Brushstrokes of watercolours bring Karachi, its saints to life
By: Hifza Shah Jillani
KARACHI: With the use of watercolours, artists Abdul Hayee and Sarfraz Musawwir have explored rural and urban life, landscape and cityscape, and nature and mortar in their recent works.
The painters have drawn inspiration from Karachi and all that the city has to offer – cityscape of old buildings in Saddar, docks at the sea shores encapsulating the lives of fishermen, village life in Malir and Memon Goth and the spiritual and transcendental characters seen at the Sufi shrines.
The Fine Art Pakistan Gallery launched the two-person exhibition of paintings, Nature and Mortar, on Friday, June 14 which will continue till June 22.
By bringing together two different signature styles and a decade-long collection of the two artists, curators Asma Ahmed and Mohammad Ahmed, anticipate a positive response from art admirers.
In the curators’ opinion, watercolours can create a serene effect and can easily tell the artists’ years of experience. “You can see the invested 40 years of experience in their paintings,” said Asma. “Control is the most important attribute in a good painter and these artists have mastered the skill with time.”
Capturing scenic beauty
Abdul Hayee, 65, with over 40 years of experience, considers himself as “soft as water” while explaining how a medium can speak volumes about an artist. He says that even without a ‘Naari, Gaari, Baari’ [woman, car and house], which is a Bengali phrase for a happy and successful man, he has found happiness and loves spending hours on a location with his paintbrushes.
“As compared to photography, painting offers the option to spruce up a location with imagination,” said the artist.
According to Faisal Mohammad, a businessman and an avid art enthusiast, any painting that is appealing enough to look at constantly, is a potential collectible. Revealing his particular interest for the Hayee’s dockyard painting he said, “The mystery painted through the hues in the picture makes it an intense eye-catcher.”

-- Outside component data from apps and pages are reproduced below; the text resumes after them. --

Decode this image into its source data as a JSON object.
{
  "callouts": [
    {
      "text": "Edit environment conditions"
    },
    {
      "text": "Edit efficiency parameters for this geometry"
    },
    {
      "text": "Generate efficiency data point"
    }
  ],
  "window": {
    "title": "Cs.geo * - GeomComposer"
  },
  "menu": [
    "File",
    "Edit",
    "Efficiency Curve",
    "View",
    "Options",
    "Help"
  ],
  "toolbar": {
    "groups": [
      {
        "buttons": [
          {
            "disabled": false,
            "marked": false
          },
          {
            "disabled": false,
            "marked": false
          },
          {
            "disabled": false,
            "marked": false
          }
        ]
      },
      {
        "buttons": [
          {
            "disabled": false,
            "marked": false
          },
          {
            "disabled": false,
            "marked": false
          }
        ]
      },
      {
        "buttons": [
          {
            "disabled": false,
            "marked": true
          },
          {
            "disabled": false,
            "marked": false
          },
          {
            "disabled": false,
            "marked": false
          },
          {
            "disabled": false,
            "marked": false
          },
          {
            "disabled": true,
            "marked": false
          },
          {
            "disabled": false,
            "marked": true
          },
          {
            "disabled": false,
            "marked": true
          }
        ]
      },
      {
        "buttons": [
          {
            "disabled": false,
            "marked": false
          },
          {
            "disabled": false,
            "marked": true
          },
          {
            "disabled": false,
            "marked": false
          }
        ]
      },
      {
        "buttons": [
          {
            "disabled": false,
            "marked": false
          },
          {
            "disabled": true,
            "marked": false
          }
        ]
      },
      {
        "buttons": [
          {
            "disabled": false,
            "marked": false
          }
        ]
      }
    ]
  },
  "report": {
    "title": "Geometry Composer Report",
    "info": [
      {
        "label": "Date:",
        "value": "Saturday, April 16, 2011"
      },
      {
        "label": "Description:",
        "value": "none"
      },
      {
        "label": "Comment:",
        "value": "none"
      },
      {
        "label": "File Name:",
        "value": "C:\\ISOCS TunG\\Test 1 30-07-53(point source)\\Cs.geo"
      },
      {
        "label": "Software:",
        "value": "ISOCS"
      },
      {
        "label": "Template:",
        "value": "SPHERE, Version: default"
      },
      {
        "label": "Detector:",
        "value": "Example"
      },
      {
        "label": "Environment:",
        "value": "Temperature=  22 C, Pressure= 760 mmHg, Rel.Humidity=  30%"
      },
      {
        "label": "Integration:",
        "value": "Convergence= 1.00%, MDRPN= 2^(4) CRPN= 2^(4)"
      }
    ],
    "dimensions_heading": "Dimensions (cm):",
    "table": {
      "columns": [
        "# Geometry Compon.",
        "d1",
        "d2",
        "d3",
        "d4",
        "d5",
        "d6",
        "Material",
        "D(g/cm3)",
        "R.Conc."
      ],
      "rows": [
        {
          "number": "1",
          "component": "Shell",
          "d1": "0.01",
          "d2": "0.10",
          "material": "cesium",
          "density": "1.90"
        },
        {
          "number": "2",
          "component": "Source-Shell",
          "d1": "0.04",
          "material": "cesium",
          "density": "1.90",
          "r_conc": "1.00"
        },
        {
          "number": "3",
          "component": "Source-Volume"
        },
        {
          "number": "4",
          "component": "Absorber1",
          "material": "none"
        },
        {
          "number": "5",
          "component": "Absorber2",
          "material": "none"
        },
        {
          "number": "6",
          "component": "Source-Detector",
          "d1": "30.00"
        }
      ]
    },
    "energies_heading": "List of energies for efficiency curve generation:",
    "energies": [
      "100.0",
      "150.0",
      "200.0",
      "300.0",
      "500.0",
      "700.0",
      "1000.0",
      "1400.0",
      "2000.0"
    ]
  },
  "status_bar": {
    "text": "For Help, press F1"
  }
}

Sense of belonging
Sarfraz Musawwir’s paintings give an insight into his imagination, mired with a tinge of inspiration that the artist experiences through his fondness for people and his surroundings.”An artist has the responsibility of representing his society and showing his attachment towards it by displaying his treasures – such as the people, heritage and society.”
He remembers painting with a passion since his childhood, which led him to develop a sense of belonging to Karachi. In his cityscape paintings, he beautifully paints the old Karachi buildings, giving a completely new feel to the old parts of the city.
Faisal commented on the shades of grey he has used that creates the depth embedded in old parts of the city. He further added that he could somehow feel the spiritual connection in the saintly characters he had painted. “The old men in the portraits possess a sense of mystery.”
On drawing portraits of saint-like, figures Musawwir said these extraordinary men were an integral part of our society, and had a spiritual connection with God.